Four Ways to Listen to Music on the Cheap

I’ve honestly never met a person who doesn’t like music, and if I did I’d stay away from them because they’d probably be weird.

Music is one of the oldest forms of entertainment, adding melody to our lives and getting people jiggy since the dawn of time.

Unfortunately for this most simple of pleasures, consuming music, whether it’s on your phone, in your home, or live, can get pretty exxy.

If you don’t want to end up like me, surviving on tinned tuna and Maggi noodles for a month because you shelled out $250 for a Beyoncé ticket (no regrets, it was amazing), there are plenty of ways to get more bang for your buck when it comes to sourcing those sweet tunes.

Get the inside word

Sometimes just by signing up to a music venue’s mailing list, or following a touring company on social media you can have access to early bird discounts, promo codes and competitions.

You could even go a step further and become a paying member of a venue. For example, if you pay the $110 a year to become a Sydney Opera House member you get 10% off all purchases, which may pay for itself if you go to enough performances.

So why not check out what your favourite venue offers? Even if you can’t get a discount you’ll often get dibs on the first tickets out, before the lower tier (read: cheaper) options sell out.

Free and legal

While it’s great for the artist if you buy all of their music, you don’t always have to download it from iTunes/Google Play for a premium price.

Lots of artists actually dish it out for free on their Facebook page or website if you like their page or enter your email.
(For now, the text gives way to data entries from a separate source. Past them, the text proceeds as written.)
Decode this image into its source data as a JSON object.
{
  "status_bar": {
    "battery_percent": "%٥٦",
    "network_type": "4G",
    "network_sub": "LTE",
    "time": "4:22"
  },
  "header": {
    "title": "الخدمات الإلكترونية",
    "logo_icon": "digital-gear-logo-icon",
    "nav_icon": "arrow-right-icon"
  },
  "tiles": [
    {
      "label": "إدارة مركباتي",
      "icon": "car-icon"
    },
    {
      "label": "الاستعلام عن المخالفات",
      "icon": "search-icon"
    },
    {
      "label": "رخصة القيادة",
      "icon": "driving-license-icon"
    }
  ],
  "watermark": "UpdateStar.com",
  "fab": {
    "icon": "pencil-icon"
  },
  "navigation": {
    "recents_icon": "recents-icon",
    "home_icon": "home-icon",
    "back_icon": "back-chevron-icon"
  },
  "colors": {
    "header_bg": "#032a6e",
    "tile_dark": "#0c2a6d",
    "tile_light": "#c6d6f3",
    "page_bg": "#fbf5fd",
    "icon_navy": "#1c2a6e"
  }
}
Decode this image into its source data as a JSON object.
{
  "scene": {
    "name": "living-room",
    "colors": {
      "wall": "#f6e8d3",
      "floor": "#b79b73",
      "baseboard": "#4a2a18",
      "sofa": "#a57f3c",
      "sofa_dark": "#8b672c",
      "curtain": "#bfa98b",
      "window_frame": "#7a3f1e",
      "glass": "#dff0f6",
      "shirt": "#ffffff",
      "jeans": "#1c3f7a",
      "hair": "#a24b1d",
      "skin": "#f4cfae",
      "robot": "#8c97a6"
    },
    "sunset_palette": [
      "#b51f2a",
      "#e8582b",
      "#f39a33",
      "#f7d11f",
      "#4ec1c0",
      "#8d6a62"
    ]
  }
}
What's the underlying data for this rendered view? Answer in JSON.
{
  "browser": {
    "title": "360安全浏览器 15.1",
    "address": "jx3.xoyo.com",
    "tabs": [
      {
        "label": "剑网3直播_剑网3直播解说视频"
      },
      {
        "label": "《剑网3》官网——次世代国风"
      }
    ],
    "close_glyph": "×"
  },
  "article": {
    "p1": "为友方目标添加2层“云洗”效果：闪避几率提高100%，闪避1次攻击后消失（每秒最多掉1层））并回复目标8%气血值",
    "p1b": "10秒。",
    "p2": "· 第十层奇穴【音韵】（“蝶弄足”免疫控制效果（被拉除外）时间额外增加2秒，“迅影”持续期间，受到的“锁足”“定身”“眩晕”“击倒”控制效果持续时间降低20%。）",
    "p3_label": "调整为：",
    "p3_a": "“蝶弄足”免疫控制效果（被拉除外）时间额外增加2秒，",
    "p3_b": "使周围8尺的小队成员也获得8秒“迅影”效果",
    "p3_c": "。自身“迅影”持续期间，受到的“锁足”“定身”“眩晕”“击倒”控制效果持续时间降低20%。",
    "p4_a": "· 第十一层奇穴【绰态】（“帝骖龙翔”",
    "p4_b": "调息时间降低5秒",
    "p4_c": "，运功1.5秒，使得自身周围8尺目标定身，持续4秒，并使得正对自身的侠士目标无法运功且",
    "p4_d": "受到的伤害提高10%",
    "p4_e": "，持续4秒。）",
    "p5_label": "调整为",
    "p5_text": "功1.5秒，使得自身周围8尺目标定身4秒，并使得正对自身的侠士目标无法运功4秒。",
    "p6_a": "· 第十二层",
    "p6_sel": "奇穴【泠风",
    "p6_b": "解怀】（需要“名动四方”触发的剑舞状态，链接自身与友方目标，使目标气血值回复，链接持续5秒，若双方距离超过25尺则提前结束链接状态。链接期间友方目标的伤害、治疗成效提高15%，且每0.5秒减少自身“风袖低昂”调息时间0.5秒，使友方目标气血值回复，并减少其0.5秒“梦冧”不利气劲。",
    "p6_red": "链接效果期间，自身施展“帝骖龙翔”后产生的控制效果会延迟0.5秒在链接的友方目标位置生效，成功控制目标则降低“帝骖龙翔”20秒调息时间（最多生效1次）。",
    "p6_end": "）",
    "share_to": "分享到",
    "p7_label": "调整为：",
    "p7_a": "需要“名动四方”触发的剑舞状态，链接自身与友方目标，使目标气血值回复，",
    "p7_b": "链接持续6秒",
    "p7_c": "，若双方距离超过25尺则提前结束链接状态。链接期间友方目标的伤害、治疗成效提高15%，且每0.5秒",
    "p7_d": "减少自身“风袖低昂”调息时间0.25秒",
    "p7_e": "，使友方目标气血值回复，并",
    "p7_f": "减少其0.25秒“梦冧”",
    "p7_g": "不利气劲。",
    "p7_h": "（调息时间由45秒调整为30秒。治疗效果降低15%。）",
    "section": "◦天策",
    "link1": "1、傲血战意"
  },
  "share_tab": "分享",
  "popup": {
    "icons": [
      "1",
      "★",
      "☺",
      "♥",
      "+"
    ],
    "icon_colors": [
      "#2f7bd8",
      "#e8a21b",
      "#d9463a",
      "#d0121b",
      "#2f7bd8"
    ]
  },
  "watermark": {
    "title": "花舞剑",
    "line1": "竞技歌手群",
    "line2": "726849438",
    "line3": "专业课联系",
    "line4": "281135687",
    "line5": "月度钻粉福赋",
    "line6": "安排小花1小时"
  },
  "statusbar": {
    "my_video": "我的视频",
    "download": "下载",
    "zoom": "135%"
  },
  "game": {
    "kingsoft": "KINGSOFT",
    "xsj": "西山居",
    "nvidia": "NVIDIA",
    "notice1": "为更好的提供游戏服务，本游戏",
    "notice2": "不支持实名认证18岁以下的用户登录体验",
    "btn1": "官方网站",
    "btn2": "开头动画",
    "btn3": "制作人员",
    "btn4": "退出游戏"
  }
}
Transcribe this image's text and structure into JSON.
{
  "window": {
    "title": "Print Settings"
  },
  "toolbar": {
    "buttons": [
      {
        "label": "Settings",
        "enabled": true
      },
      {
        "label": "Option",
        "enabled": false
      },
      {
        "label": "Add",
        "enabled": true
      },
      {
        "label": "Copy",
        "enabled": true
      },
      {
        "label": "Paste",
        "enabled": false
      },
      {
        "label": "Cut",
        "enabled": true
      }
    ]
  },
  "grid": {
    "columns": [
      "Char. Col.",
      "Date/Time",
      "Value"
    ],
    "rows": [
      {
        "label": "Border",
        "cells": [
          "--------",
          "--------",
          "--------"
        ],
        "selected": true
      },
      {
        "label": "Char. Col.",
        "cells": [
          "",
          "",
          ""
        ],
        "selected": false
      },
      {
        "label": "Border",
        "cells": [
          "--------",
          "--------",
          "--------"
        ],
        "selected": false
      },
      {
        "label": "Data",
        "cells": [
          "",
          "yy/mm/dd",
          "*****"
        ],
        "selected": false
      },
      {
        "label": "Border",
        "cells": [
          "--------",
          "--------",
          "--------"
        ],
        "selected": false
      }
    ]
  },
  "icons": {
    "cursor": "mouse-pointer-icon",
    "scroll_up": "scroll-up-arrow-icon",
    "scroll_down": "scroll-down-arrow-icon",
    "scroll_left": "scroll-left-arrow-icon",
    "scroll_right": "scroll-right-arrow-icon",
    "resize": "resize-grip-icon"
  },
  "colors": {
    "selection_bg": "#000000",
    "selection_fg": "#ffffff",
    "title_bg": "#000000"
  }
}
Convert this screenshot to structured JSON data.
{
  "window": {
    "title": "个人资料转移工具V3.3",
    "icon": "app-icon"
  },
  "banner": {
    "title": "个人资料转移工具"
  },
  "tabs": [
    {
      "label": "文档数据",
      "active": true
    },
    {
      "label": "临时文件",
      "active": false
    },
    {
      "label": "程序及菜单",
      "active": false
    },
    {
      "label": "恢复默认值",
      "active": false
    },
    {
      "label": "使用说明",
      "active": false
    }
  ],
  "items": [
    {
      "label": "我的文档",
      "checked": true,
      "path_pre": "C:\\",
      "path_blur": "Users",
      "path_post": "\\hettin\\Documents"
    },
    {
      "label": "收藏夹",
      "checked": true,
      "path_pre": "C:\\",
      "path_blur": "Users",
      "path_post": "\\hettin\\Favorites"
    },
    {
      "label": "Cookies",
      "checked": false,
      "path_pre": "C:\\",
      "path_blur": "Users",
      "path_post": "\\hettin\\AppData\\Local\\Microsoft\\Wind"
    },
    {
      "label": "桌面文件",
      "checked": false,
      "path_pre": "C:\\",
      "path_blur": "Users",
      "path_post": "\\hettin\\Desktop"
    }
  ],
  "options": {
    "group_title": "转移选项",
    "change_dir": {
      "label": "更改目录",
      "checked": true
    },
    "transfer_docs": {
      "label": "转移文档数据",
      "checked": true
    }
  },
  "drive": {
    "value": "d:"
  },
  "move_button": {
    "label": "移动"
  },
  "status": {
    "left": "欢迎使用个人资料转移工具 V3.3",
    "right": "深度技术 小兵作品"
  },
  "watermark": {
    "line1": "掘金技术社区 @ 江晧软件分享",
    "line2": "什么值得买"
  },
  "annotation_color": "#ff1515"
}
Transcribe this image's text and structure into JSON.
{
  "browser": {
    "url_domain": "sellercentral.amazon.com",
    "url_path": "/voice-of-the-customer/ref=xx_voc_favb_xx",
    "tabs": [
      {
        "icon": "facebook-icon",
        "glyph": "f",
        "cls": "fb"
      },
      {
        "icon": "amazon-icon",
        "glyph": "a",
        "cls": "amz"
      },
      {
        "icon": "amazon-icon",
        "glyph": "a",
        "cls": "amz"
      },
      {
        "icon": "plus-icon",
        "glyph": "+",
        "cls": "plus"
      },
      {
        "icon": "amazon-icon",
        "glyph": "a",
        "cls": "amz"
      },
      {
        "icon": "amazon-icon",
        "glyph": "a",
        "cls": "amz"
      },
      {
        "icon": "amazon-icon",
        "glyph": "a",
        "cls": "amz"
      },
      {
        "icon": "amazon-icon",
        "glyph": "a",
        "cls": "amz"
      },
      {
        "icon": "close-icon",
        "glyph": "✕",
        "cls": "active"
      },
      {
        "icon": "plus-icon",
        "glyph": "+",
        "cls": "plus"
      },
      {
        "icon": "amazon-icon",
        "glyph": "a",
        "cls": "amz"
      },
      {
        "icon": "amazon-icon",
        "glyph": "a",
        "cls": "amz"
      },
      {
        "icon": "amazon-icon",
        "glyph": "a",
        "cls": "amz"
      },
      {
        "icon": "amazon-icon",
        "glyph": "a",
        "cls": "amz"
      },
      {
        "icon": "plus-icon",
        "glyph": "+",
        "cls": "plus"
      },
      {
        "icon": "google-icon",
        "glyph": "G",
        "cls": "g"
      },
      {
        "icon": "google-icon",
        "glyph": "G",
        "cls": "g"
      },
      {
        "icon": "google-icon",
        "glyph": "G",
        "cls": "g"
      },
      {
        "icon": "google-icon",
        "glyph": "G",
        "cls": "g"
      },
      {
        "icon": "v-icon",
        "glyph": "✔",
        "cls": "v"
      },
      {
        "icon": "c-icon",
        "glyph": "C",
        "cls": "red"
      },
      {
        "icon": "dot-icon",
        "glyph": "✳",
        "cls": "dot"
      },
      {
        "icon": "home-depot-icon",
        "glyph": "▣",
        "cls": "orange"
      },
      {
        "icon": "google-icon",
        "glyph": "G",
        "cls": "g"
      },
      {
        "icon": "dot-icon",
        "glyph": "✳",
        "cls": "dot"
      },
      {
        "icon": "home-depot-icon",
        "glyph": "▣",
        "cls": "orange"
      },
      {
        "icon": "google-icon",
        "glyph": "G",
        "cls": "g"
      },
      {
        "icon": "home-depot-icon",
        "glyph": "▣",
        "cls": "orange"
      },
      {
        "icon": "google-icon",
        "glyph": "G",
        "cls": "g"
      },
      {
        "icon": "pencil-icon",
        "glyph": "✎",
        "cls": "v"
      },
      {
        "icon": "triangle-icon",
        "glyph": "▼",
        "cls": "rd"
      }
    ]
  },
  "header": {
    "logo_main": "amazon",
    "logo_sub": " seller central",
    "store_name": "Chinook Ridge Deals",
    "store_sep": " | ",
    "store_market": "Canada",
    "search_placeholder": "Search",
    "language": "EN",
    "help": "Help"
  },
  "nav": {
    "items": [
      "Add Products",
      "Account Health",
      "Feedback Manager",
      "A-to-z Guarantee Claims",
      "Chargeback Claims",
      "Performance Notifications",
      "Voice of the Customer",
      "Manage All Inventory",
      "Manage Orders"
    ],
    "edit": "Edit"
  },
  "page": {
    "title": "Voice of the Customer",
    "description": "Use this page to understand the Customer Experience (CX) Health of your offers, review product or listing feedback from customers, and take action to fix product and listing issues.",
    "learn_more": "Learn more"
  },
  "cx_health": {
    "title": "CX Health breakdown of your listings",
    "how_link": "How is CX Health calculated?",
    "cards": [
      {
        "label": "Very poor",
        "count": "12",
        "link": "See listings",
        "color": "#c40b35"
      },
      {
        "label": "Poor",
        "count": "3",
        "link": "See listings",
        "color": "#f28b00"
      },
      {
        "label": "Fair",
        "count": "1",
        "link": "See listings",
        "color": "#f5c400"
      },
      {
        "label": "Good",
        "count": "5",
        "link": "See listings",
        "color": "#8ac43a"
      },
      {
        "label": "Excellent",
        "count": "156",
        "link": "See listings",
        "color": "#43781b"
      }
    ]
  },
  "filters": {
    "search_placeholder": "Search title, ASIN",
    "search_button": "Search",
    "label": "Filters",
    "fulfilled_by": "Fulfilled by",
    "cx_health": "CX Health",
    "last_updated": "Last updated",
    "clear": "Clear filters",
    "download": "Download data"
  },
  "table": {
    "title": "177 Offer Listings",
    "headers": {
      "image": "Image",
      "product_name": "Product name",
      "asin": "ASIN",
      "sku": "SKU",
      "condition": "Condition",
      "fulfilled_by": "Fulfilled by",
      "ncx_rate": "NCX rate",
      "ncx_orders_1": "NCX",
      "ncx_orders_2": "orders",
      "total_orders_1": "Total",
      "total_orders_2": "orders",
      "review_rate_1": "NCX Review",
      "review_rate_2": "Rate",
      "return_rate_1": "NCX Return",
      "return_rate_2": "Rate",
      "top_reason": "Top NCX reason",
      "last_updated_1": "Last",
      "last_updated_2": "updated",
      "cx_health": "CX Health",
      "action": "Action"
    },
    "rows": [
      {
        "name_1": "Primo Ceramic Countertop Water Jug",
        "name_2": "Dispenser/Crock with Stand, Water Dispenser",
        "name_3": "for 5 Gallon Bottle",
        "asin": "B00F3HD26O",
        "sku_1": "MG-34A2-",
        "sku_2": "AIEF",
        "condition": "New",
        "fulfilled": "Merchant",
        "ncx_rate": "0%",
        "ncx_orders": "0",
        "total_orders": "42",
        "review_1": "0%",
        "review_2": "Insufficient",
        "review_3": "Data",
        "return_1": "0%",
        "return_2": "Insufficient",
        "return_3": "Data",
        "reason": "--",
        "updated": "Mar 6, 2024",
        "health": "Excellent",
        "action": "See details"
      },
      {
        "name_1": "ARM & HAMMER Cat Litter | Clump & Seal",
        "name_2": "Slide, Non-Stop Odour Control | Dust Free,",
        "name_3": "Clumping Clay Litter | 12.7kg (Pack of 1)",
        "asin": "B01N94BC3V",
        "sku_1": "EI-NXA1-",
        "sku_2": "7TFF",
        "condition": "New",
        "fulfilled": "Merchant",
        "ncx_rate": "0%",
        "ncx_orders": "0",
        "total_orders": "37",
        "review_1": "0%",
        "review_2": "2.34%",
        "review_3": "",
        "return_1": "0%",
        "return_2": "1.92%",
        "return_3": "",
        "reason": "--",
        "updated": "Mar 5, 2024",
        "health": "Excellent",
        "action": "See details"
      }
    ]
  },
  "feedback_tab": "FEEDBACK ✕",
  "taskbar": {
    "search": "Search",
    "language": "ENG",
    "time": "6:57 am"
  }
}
And doesn’t stop there; iTunes has a single of the week you can download for free, and First Play gives you streaming access to brand new albums before they come out. Soundcloud and Bandcamp are other great ports of call for both streaming and free downloads.

But while I dabble in all of the above, I am a major advocate of Spotify. It’s a simple model; pay $11.99 a month for the premium subscription (roughly the cost of downloading four singles), and stream as much music as you want. I honestly can’t remember the last time I bought a track from iTunes.

So even though it’s another bill to pay, it comes out far cheaper than a year’s worth of individual purchases.  Plus it saves space on your phone from not having 259 days’worth of mp3s clogging up your gigabytes.

Start small

While you may want to see the latest Taylor Swift arena spectacular comin’to town (no judgement), sometimes it’s not always feasible when it comes to affordability.

If live music is your thing and you live in any un-remote area, I can guarantee you there are countless pubs/bars/clubs/venues offering free or cheap gigs somewhere near you.

Keep your eye on bill posters, and stay tuned to the Triple J website for news of smaller indie acts playing near you. Plus the smaller you go, the more music snob you get to be when an act you’ve seen gets big and you’re all like, “I saw them live before they were cool.”


Yes it’s all the rage these days to have retro everything, but vinyl is a really fun and often inexpensive way to listen to music at home.

I bought a turntable that has an AUX plug and USB slot for my modern needs, for under a hundred bucks. This was about two years ago and I now have a large vinyl collection almost exclusively collected from markets and the bargain bin at record stores.

You can pick up old school gems anywhere from $1 and up depending on the rarity of the album. My best buy to date was The Sound Of Music soundtrack for a dollar.

It’s a lot of fun to collect, and makes for a novelty attraction whenever friends come around.

So there you have it kids. Go get your groove on in whichever fiscally responsible way you see fit, because as the wise Puff Daddy once said, “it’s all about the Benjamins baby”.

Image: Thomas, via Flickr